(PROBLEM STATEMENT) Each record should be given again exactly as it appears, with no image included.

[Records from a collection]
>>

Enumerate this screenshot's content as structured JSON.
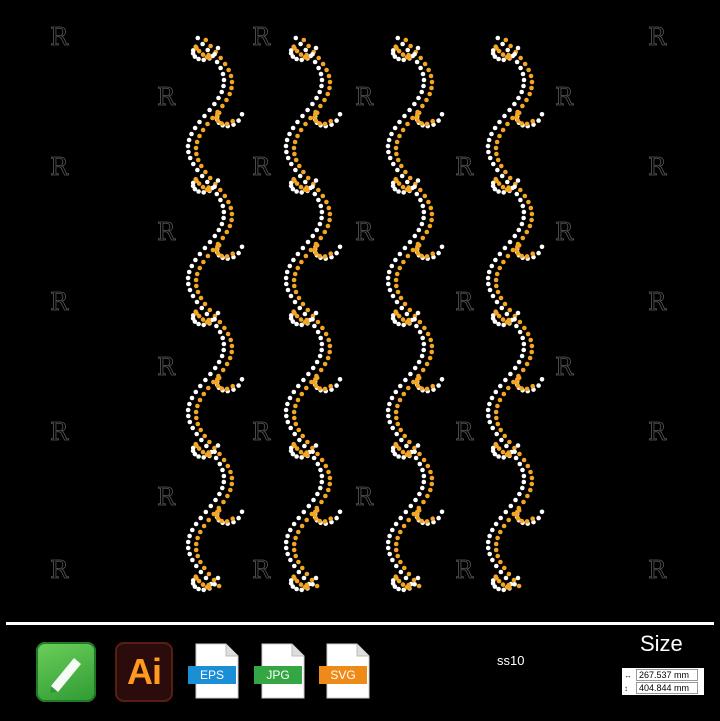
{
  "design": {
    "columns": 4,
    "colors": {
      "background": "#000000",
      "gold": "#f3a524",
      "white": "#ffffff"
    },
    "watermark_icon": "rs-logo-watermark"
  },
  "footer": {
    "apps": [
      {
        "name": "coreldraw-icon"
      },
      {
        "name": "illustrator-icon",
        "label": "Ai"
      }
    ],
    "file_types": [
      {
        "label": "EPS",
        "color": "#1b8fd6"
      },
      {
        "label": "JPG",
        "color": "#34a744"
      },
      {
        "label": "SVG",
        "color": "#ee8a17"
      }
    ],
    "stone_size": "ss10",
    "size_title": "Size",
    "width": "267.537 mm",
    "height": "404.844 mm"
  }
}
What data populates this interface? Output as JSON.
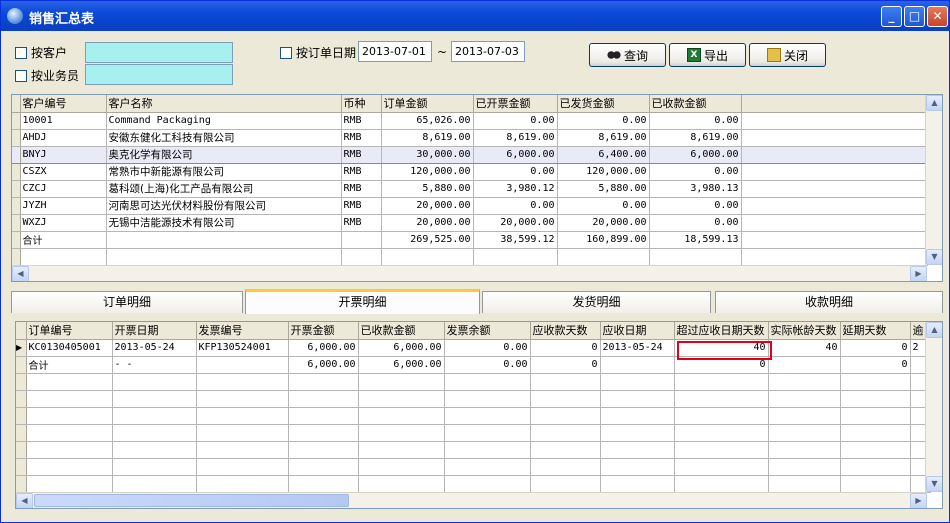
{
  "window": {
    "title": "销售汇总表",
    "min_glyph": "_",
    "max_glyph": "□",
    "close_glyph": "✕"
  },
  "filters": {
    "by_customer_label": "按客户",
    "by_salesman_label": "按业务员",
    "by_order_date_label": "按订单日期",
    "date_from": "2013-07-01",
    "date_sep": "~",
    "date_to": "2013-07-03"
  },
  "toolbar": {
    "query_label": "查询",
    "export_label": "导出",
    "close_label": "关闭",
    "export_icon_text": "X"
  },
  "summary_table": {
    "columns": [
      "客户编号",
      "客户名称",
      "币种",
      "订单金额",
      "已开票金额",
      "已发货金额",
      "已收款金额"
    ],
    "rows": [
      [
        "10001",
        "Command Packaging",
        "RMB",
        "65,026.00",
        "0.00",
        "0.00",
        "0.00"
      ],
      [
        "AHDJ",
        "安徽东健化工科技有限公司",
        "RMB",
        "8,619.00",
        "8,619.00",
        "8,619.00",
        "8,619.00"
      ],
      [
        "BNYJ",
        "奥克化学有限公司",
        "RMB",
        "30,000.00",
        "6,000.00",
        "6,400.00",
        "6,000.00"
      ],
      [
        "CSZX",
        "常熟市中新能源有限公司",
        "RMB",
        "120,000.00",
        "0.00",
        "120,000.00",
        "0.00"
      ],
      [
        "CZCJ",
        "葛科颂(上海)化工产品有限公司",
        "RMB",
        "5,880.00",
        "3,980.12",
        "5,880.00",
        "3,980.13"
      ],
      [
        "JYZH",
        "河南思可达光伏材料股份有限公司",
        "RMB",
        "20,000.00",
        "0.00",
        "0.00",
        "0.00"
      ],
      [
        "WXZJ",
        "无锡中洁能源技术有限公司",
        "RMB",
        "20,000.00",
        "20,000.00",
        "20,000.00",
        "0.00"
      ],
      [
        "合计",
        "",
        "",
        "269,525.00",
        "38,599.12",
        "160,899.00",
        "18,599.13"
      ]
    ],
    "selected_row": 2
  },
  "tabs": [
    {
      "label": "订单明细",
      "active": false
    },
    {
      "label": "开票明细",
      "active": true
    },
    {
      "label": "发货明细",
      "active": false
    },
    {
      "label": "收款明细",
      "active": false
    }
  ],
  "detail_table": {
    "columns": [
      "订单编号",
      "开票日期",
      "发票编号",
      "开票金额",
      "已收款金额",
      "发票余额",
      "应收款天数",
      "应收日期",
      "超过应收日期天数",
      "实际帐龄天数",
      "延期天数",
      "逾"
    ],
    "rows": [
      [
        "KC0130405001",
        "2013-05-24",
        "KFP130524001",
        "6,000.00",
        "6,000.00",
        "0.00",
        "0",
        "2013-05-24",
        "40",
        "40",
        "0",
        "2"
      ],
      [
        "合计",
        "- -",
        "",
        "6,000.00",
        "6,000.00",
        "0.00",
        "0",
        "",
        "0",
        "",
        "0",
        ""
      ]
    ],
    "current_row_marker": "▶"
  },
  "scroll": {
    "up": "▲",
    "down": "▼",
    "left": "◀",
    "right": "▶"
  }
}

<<

(TASK OUTPUT)
Enumerate this screenshot's content as structured JSON.
{
  "design": {
    "columns": 4,
    "colors": {
      "background": "#000000",
      "gold": "#f3a524",
      "white": "#ffffff"
    },
    "watermark_icon": "rs-logo-watermark"
  },
  "footer": {
    "apps": [
      {
        "name": "coreldraw-icon"
      },
      {
        "name": "illustrator-icon",
        "label": "Ai"
      }
    ],
    "file_types": [
      {
        "label": "EPS",
        "color": "#1b8fd6"
      },
      {
        "label": "JPG",
        "color": "#34a744"
      },
      {
        "label": "SVG",
        "color": "#ee8a17"
      }
    ],
    "stone_size": "ss10",
    "size_title": "Size",
    "width": "267.537 mm",
    "height": "404.844 mm"
  }
}
What data populates this interface? Output as JSON.
{
  "window": {
    "title": "销售汇总表",
    "min_glyph": "_",
    "max_glyph": "□",
    "close_glyph": "✕"
  },
  "filters": {
    "by_customer_label": "按客户",
    "by_salesman_label": "按业务员",
    "by_order_date_label": "按订单日期",
    "date_from": "2013-07-01",
    "date_sep": "~",
    "date_to": "2013-07-03"
  },
  "toolbar": {
    "query_label": "查询",
    "export_label": "导出",
    "close_label": "关闭",
    "export_icon_text": "X"
  },
  "summary_table": {
    "columns": [
      "客户编号",
      "客户名称",
      "币种",
      "订单金额",
      "已开票金额",
      "已发货金额",
      "已收款金额"
    ],
    "rows": [
      [
        "10001",
        "Command Packaging",
        "RMB",
        "65,026.00",
        "0.00",
        "0.00",
        "0.00"
      ],
      [
        "AHDJ",
        "安徽东健化工科技有限公司",
        "RMB",
        "8,619.00",
        "8,619.00",
        "8,619.00",
        "8,619.00"
      ],
      [
        "BNYJ",
        "奥克化学有限公司",
        "RMB",
        "30,000.00",
        "6,000.00",
        "6,400.00",
        "6,000.00"
      ],
      [
        "CSZX",
        "常熟市中新能源有限公司",
        "RMB",
        "120,000.00",
        "0.00",
        "120,000.00",
        "0.00"
      ],
      [
        "CZCJ",
        "葛科颂(上海)化工产品有限公司",
        "RMB",
        "5,880.00",
        "3,980.12",
        "5,880.00",
        "3,980.13"
      ],
      [
        "JYZH",
        "河南思可达光伏材料股份有限公司",
        "RMB",
        "20,000.00",
        "0.00",
        "0.00",
        "0.00"
      ],
      [
        "WXZJ",
        "无锡中洁能源技术有限公司",
        "RMB",
        "20,000.00",
        "20,000.00",
        "20,000.00",
        "0.00"
      ],
      [
        "合计",
        "",
        "",
        "269,525.00",
        "38,599.12",
        "160,899.00",
        "18,599.13"
      ]
    ],
    "selected_row": 2
  },
  "tabs": [
    {
      "label": "订单明细",
      "active": false
    },
    {
      "label": "开票明细",
      "active": true
    },
    {
      "label": "发货明细",
      "active": false
    },
    {
      "label": "收款明细",
      "active": false
    }
  ],
  "detail_table": {
    "columns": [
      "订单编号",
      "开票日期",
      "发票编号",
      "开票金额",
      "已收款金额",
      "发票余额",
      "应收款天数",
      "应收日期",
      "超过应收日期天数",
      "实际帐龄天数",
      "延期天数",
      "逾"
    ],
    "rows": [
      [
        "KC0130405001",
        "2013-05-24",
        "KFP130524001",
        "6,000.00",
        "6,000.00",
        "0.00",
        "0",
        "2013-05-24",
        "40",
        "40",
        "0",
        "2"
      ],
      [
        "合计",
        "- -",
        "",
        "6,000.00",
        "6,000.00",
        "0.00",
        "0",
        "",
        "0",
        "",
        "0",
        ""
      ]
    ],
    "current_row_marker": "▶"
  },
  "scroll": {
    "up": "▲",
    "down": "▼",
    "left": "◀",
    "right": "▶"
  }
}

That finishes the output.